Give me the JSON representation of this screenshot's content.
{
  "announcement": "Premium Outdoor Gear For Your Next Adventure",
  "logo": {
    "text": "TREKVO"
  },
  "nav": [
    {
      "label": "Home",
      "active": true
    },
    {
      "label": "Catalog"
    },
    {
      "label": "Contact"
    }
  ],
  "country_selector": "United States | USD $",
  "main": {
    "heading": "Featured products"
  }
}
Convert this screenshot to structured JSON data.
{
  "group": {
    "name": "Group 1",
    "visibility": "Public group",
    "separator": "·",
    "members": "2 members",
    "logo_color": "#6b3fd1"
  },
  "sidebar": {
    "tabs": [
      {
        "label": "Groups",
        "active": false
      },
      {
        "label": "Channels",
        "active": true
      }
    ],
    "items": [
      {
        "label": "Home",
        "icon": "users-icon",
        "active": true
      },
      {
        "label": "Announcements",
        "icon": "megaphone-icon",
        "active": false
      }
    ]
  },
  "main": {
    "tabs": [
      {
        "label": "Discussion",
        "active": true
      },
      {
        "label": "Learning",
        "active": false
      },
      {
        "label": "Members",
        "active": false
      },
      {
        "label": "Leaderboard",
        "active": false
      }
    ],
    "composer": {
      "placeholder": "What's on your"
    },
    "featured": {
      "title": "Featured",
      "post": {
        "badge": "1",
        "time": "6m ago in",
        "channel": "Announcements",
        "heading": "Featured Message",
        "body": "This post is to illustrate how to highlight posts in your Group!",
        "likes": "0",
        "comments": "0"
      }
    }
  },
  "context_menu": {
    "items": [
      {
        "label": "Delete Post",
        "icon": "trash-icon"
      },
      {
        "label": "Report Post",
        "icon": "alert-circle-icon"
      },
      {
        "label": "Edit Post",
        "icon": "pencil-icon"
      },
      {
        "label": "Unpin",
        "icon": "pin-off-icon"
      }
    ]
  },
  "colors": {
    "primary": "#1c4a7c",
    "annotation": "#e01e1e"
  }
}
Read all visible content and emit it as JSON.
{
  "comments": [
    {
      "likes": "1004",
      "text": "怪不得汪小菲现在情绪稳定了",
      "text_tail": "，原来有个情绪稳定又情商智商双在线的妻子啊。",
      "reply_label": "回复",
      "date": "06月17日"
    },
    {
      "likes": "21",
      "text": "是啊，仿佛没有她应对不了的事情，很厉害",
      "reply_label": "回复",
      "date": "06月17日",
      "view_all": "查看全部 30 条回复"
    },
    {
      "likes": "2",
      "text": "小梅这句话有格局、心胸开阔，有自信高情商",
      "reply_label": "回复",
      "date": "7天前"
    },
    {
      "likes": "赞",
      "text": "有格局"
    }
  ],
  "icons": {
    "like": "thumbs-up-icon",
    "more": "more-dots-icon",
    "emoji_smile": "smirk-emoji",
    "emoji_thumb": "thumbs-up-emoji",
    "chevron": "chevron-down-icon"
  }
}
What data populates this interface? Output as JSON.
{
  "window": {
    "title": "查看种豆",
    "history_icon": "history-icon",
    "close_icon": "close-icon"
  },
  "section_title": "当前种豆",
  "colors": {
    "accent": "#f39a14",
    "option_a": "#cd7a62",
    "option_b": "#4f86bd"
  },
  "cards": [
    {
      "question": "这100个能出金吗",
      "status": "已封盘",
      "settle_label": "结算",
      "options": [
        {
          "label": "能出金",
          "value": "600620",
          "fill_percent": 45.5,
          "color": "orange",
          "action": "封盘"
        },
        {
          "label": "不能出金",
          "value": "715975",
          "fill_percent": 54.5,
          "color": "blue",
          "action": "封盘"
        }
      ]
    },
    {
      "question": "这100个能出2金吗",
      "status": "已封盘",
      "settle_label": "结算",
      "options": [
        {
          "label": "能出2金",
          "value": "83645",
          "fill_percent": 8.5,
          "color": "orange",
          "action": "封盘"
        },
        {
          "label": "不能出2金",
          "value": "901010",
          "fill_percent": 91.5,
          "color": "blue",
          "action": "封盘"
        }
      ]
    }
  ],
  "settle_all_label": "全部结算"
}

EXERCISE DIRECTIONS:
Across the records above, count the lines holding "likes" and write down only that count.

RESPONSE TO THIS EXERCISE:
5